88 psl. - Commentaries remarks, that this law of Nature being coeval with mankind, and dictated by God himself, is of course superior in obligation to any other. It is binding over all the globe, in all countries and at all times; no human laws are of any validity if contrary to this, and such of them as are valid, derive all their force, and all their validity, and all their authority, mediately and immediately, from this original...
153 psl. - It may, by metaphor, apply itself Unto the general disposition: As when some one peculiar quality Doth so possess a man, that it doth draw All his affects, his spirits, and his powers, In their confluctions, all to run one way, This may be truly said to be a humour.
186 psl. - What beast was't then That made you break this enterprise to me? When you durst do it, then you were a man; And, to be more than what you were, you would Be so much more the man. Nor time nor place Did then adhere, and yet you would make both: They have made themselves, and that their fitness now Does unmake you.
128 psl. - So farewell hope, and with hope farewell fear, Farewell remorse ! all good to me is lost ; Evil, be thou my good : by thee at least Divided empire with heaven's King I hold, By thee, and more than half perhaps will reign, As man ere long, and this new world shall know.
191 psl. - Refrain from these men, and let them alone: for if this counsel or this work be of men, it will come to nought: But if it be of God, ye cannot overthrow it; lest haply ye be found even to fight against God.
215 psl. - And, Sir, as to metaphorical expression, that is a great excellence in style, when it is used with propriety, for it gives you two ideas for one ; conveys the meaning more luminously, and generally with a perception of delight.
89 psl. - Wrongs are divisible into two sorts or species: private wrongs and public wrongs. The former are an infringement or privation of the private or civil rights belonging to individuals, considered as individuals ; and are thereupon frequently termed civil injuries; the latter are a breach and violation of public rights and duties, which affect the whole community, considered as a community ; and are distinguished by the harsher appellation of crimes and misdemeanors.
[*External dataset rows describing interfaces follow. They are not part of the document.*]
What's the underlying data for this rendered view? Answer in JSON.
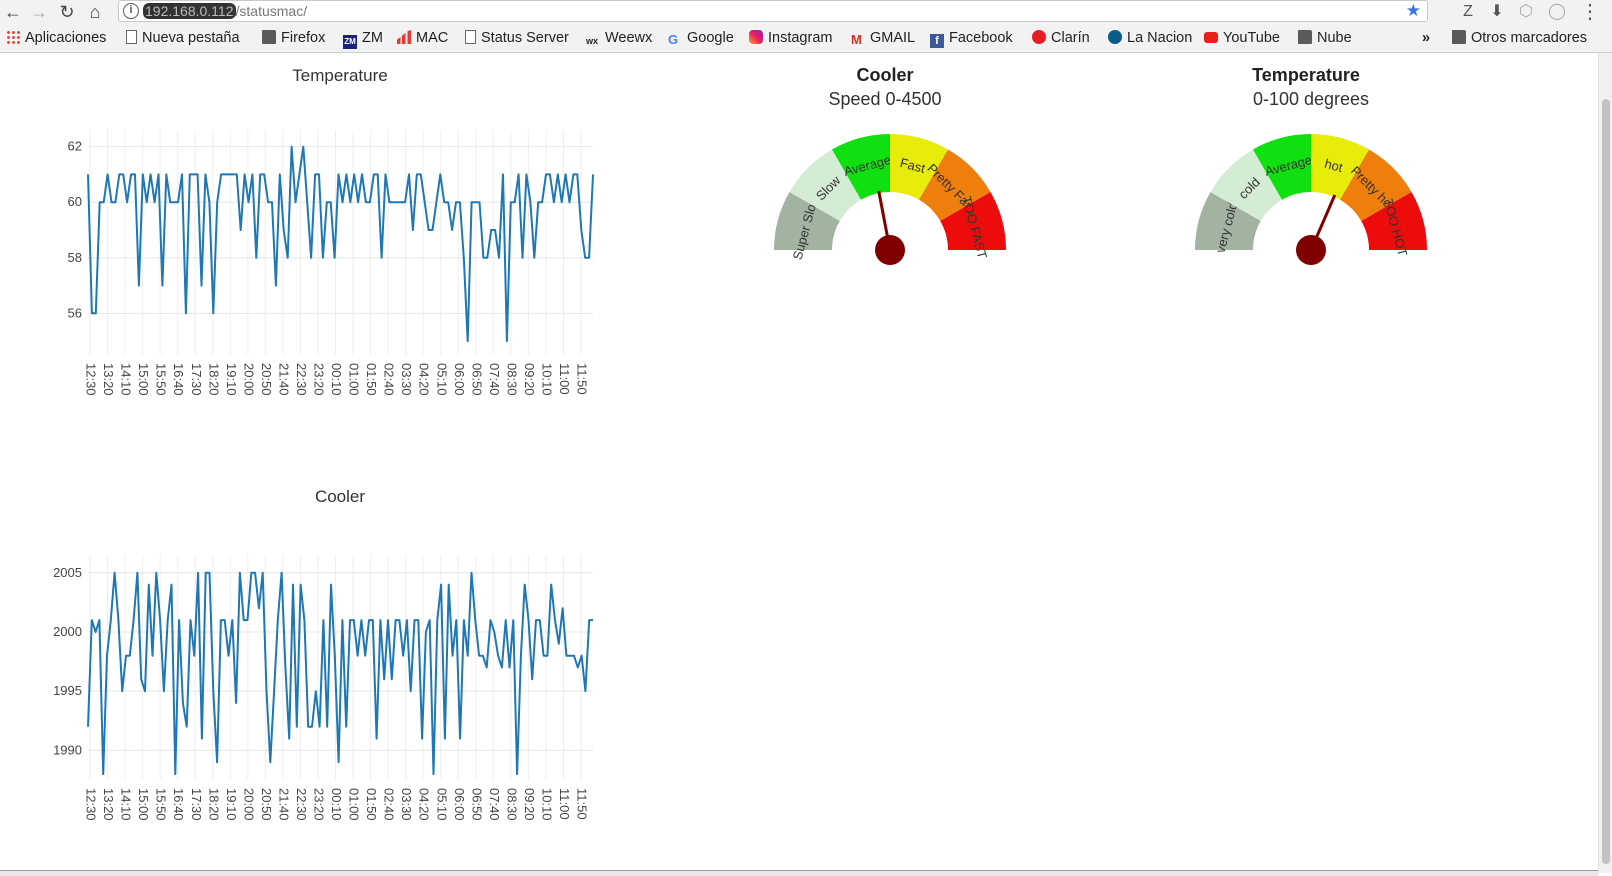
{
  "browser": {
    "url_host": "192.168.0.112",
    "url_path": "/statusmac/",
    "toolbar_right": [
      "Z",
      "⬇"
    ],
    "bookmarks": [
      {
        "label": "Aplicaciones",
        "icon": "apps-grid-icon"
      },
      {
        "label": "Nueva pestaña",
        "icon": "page-icon"
      },
      {
        "label": "Firefox",
        "icon": "folder-icon"
      },
      {
        "label": "ZM",
        "icon": "zm-icon"
      },
      {
        "label": "MAC",
        "icon": "bar-chart-icon"
      },
      {
        "label": "Status Server",
        "icon": "page-icon"
      },
      {
        "label": "Weewx",
        "icon": "weewx-icon"
      },
      {
        "label": "Google",
        "icon": "google-icon"
      },
      {
        "label": "Instagram",
        "icon": "instagram-icon"
      },
      {
        "label": "GMAIL",
        "icon": "gmail-icon"
      },
      {
        "label": "Facebook",
        "icon": "facebook-icon"
      },
      {
        "label": "Clarín",
        "icon": "clarin-icon"
      },
      {
        "label": "La Nacion",
        "icon": "la-nacion-icon"
      },
      {
        "label": "YouTube",
        "icon": "youtube-icon"
      },
      {
        "label": "Nube",
        "icon": "folder-icon"
      }
    ],
    "overflow": "»",
    "other_bookmarks": "Otros marcadores"
  },
  "chart_data": [
    {
      "type": "line",
      "title": "Temperature",
      "color": "#1f77b4",
      "ylim": [
        54.5,
        62.6
      ],
      "yticks": [
        56,
        58,
        60,
        62
      ],
      "xticks": [
        "12:30",
        "13:20",
        "14:10",
        "15:00",
        "15:50",
        "16:40",
        "17:30",
        "18:20",
        "19:10",
        "20:00",
        "20:50",
        "21:40",
        "22:30",
        "23:20",
        "00:10",
        "01:00",
        "01:50",
        "02:40",
        "03:30",
        "04:20",
        "05:10",
        "06:00",
        "06:50",
        "07:40",
        "08:30",
        "09:20",
        "10:10",
        "11:00",
        "11:50"
      ],
      "grid": true,
      "values": [
        61,
        56,
        56,
        60,
        60,
        61,
        60,
        60,
        61,
        61,
        60,
        61,
        61,
        57,
        61,
        60,
        61,
        60,
        61,
        57,
        61,
        60,
        60,
        60,
        61,
        56,
        61,
        61,
        61,
        57,
        61,
        60,
        56,
        60,
        61,
        61,
        61,
        61,
        61,
        59,
        61,
        60,
        61,
        58,
        61,
        61,
        60,
        60,
        57,
        61,
        59,
        58,
        62,
        60,
        61,
        62,
        60,
        58,
        61,
        61,
        58,
        60,
        60,
        58,
        61,
        60,
        61,
        60,
        61,
        60,
        61,
        60,
        60,
        61,
        61,
        58,
        61,
        60,
        60,
        60,
        60,
        60,
        61,
        59,
        61,
        61,
        60,
        59,
        59,
        60,
        61,
        60,
        60,
        59,
        60,
        60,
        58,
        55,
        60,
        60,
        60,
        58,
        58,
        59,
        59,
        58,
        61,
        55,
        60,
        60,
        61,
        58,
        61,
        60,
        58,
        60,
        60,
        61,
        61,
        60,
        61,
        60,
        61,
        60,
        61,
        61,
        59,
        58,
        58,
        61
      ]
    },
    {
      "type": "line",
      "title": "Cooler",
      "color": "#1f77b4",
      "ylim": [
        1987.5,
        2006.5
      ],
      "yticks": [
        1990,
        1995,
        2000,
        2005
      ],
      "xticks": [
        "12:30",
        "13:20",
        "14:10",
        "15:00",
        "15:50",
        "16:40",
        "17:30",
        "18:20",
        "19:10",
        "20:00",
        "20:50",
        "21:40",
        "22:30",
        "23:20",
        "00:10",
        "01:00",
        "01:50",
        "02:40",
        "03:30",
        "04:20",
        "05:10",
        "06:00",
        "06:50",
        "07:40",
        "08:30",
        "09:20",
        "10:10",
        "11:00",
        "11:50"
      ],
      "grid": true,
      "values": [
        1992,
        2001,
        2000,
        2001,
        1988,
        1998,
        2001,
        2005,
        2001,
        1995,
        1998,
        1998,
        2001,
        2005,
        1996,
        1995,
        2004,
        1998,
        2005,
        2001,
        1995,
        2001,
        2004,
        1988,
        2001,
        1994,
        1992,
        2001,
        1998,
        2005,
        1991,
        2005,
        2005,
        1995,
        1989,
        2001,
        2001,
        1998,
        2001,
        1994,
        2005,
        2001,
        2001,
        2005,
        2005,
        2002,
        2005,
        1995,
        1989,
        1995,
        2001,
        2005,
        1997,
        1991,
        2004,
        1992,
        2004,
        2001,
        1992,
        1992,
        1995,
        1992,
        2001,
        1992,
        2004,
        1998,
        1989,
        2001,
        1992,
        2001,
        2001,
        1998,
        2001,
        1998,
        2001,
        2001,
        1991,
        2001,
        1996,
        2001,
        1996,
        2001,
        2001,
        1998,
        2001,
        1995,
        2001,
        2001,
        1991,
        2000,
        2001,
        1988,
        2001,
        2004,
        1991,
        2004,
        1998,
        2001,
        1991,
        2001,
        1998,
        2005,
        2001,
        1998,
        1998,
        1997,
        2001,
        2000,
        1998,
        1997,
        2001,
        1997,
        2001,
        1988,
        1998,
        2004,
        2001,
        1996,
        2001,
        2001,
        1998,
        1998,
        2004,
        2001,
        1999,
        2002,
        1998,
        1998,
        1998,
        1997,
        1998,
        1995,
        2001,
        2001
      ]
    }
  ],
  "gauges": [
    {
      "title": "Cooler",
      "subtitle": "Speed 0-4500",
      "needle_fraction": 0.44,
      "needle_color": "#800000",
      "bands": [
        {
          "label": "Super Slow",
          "color": "#a3b3a1"
        },
        {
          "label": "Slow",
          "color": "#d4ebd4"
        },
        {
          "label": "Average",
          "color": "#10e010"
        },
        {
          "label": "Fast",
          "color": "#e8ec0a"
        },
        {
          "label": "Pretty Fast",
          "color": "#ef7f0c"
        },
        {
          "label": "TOO FAST",
          "color": "#ec0c0c"
        }
      ]
    },
    {
      "title": "Temperature",
      "subtitle": "0-100 degrees",
      "needle_fraction": 0.63,
      "needle_color": "#800000",
      "bands": [
        {
          "label": "very cold",
          "color": "#a3b3a1"
        },
        {
          "label": "cold",
          "color": "#d4ebd4"
        },
        {
          "label": "Average",
          "color": "#10e010"
        },
        {
          "label": "hot",
          "color": "#e8ec0a"
        },
        {
          "label": "Pretty hot",
          "color": "#ef7f0c"
        },
        {
          "label": "TOO HOT",
          "color": "#ec0c0c"
        }
      ]
    }
  ]
}
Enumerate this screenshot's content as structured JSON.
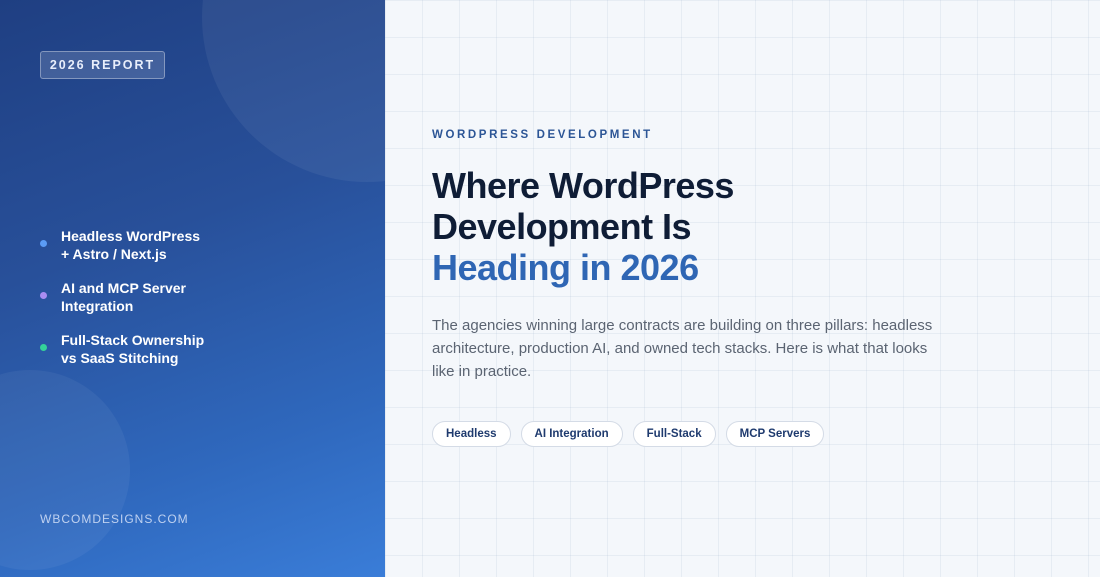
{
  "sidebar": {
    "badge": "2026 REPORT",
    "pillars": [
      {
        "line1": "Headless WordPress",
        "line2": "+ Astro / Next.js",
        "dot_color": "#5b9cf5"
      },
      {
        "line1": "AI and MCP Server",
        "line2": "Integration",
        "dot_color": "#a98df2"
      },
      {
        "line1": "Full-Stack Ownership",
        "line2": "vs SaaS Stitching",
        "dot_color": "#34d399"
      }
    ],
    "footer_url": "WBCOMDESIGNS.COM"
  },
  "main": {
    "eyebrow": "WORDPRESS DEVELOPMENT",
    "headline": {
      "line1": "Where WordPress",
      "line2": "Development Is",
      "line3_accent": "Heading in 2026"
    },
    "description": "The agencies winning large contracts are building on three pillars: headless architecture, production AI, and owned tech stacks. Here is what that looks like in practice.",
    "tags": [
      "Headless",
      "AI Integration",
      "Full-Stack",
      "MCP Servers"
    ]
  },
  "colors": {
    "panel_gradient_start": "#1f3f82",
    "panel_gradient_end": "#3a7dd8",
    "headline_dark": "#0f1d36",
    "headline_accent": "#2f66b4",
    "eyebrow": "#2c5596"
  }
}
100 psl. - It is true there is an obligation which a compact carries with it, equal in point of conscience to that of a law; but then the original of the obligation is different.